List member Rebecca Treston QC and Caite Brewer both appeared in a case in which Justice Applegarth today ordered a statutory will be made. It is one of the largest value, and most complex, statutory will cases to have come before the Supreme Court of Queensland.
The elderly gentleman had business interests including a joint venture arrangement over a retail and business centre in South East Queensland. His assets were estimated to be worth approximately $70m, accompanied by a monthly income of over $200,000.
The parties to the case included the man’s litigation guardian, his three adult children, his trusted solicitor of long standing, his joint venture partner, various friends of 50+ years, two charities, an estranged grandson, and various “new friends” including a Gold Coast real estate agent and solicitor.
Justice Applegarth ordered a will which included:
- Certain trust arrangements to protect the joint venture partner during the life of the joint venture;
- Pecuniary legacies to some old friends in varying amounts;
- Pecuniary legacies to the three children of $500,000 each;
- A pecuniary legacy to the estranged grandson of $300,000;
- Division of the residuary estate (upon the winding up of all trusts) as follows:
- Adult child 1 and 2 – 262/3%;
- Adult child 3 and his wife (combined) – 212/3%;
- two charities – 10% each;
- estranged grandchild 5%.
The difference between adult child 1 and 2, and adult child 3, was that his Honour was not satisfied that adult child 3 would provide on death for his ex-nuptial child in the same way as adult children 1 and 2 would provide their children. His Honour therefore made separate provision for that grandchild alone.
His Honour made no gift at all in favour of the 3 out of the 4 “new friends” (who had each sought a legacy of $1.4m) on the basis that their conduct rendered them undeserving. In respect of two of them, his Honour described their conduct as “disgraceful”. That conduct included removing the elderly gentleman from hospital without being discharged and taking him straight to a solicitor’s office to rearrange his legal affairs including the revocation of a power of attorney and subsequently the drafting of two new wills. The fourth “new friend” received a pecuniary legacy of only $20,000.

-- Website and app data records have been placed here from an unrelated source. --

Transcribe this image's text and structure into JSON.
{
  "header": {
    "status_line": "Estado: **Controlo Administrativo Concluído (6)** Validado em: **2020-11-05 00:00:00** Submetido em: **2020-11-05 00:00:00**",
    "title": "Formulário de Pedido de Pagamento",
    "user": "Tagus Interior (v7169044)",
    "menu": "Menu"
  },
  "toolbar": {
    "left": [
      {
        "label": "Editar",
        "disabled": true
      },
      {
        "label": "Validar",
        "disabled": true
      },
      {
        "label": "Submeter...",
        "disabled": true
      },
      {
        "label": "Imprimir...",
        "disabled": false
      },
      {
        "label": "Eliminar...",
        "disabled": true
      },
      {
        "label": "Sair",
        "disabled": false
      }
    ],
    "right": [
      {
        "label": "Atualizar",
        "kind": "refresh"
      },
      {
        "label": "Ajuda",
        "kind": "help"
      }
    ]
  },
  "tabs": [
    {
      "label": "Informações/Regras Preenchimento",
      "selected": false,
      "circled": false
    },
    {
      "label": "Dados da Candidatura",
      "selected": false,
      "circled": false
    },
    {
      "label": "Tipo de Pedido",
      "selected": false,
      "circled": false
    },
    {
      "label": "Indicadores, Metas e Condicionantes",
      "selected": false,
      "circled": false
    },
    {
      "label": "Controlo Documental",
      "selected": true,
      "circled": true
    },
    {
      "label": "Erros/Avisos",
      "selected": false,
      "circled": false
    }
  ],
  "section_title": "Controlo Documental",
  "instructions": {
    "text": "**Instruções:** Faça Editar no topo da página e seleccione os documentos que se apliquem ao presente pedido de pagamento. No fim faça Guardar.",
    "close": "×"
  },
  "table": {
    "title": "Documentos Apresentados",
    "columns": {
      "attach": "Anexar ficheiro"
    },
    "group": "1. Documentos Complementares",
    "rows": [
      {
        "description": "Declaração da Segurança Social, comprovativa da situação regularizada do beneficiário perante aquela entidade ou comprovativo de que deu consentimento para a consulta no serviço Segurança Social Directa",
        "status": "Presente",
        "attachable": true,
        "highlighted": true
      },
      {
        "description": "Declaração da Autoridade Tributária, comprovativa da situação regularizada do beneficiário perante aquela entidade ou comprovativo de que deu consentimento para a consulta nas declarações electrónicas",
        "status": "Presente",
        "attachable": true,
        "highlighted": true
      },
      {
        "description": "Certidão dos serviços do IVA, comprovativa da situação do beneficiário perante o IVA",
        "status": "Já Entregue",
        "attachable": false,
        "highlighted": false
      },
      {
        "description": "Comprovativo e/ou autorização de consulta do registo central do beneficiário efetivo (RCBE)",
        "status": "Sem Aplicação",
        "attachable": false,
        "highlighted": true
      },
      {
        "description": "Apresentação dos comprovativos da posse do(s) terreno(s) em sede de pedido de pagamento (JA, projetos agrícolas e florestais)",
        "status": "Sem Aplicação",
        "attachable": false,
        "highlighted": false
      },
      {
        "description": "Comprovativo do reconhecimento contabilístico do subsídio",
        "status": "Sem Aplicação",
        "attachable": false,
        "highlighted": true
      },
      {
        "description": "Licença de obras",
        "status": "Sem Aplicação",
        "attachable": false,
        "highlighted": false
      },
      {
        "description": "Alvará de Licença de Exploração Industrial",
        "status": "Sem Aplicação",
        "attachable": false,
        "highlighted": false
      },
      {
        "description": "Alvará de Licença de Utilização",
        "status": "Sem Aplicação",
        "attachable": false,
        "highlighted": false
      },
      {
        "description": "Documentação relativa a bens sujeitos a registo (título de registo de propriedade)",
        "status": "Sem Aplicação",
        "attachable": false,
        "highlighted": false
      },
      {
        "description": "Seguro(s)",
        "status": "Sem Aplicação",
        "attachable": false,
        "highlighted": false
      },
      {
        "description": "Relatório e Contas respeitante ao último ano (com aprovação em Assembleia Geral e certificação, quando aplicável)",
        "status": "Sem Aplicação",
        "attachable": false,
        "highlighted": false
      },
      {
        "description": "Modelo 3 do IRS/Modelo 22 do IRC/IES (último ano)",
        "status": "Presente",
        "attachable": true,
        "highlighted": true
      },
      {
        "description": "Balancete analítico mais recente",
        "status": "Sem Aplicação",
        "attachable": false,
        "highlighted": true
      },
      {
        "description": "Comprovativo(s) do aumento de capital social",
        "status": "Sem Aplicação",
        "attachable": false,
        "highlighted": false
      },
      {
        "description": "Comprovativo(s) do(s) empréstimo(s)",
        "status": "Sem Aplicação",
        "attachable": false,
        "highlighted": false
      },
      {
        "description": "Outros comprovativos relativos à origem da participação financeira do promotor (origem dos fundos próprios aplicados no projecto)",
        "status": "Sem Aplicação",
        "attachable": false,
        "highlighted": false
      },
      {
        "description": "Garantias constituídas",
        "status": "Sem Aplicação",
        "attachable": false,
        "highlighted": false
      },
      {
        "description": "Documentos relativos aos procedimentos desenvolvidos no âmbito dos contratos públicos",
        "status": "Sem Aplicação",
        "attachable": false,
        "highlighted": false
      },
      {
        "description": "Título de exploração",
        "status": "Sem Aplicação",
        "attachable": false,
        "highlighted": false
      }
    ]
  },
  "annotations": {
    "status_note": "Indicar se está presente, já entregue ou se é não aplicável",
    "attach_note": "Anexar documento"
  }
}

Whilst not deciding costs, which are reserved for further submissions his Honour observed on a preliminary basis:
“ … There should not be a presumption, even in respect of large estates, that every affected party should have their costs paid out of the person’s assets. …
 … The lack of provision made for (three out of the four “new friends”) and the modest provision made for (the fourth) when compared to what was sought by those parties when they filed their affidavits does not dispose me to make an order that their costs be paid out of the assets of (the incapacitated person).
 The unusually large value of LWA’s assets should not be a reason to adopt the approach that all parties should have their costs paid out of (the incapacitated person’s) assets. …”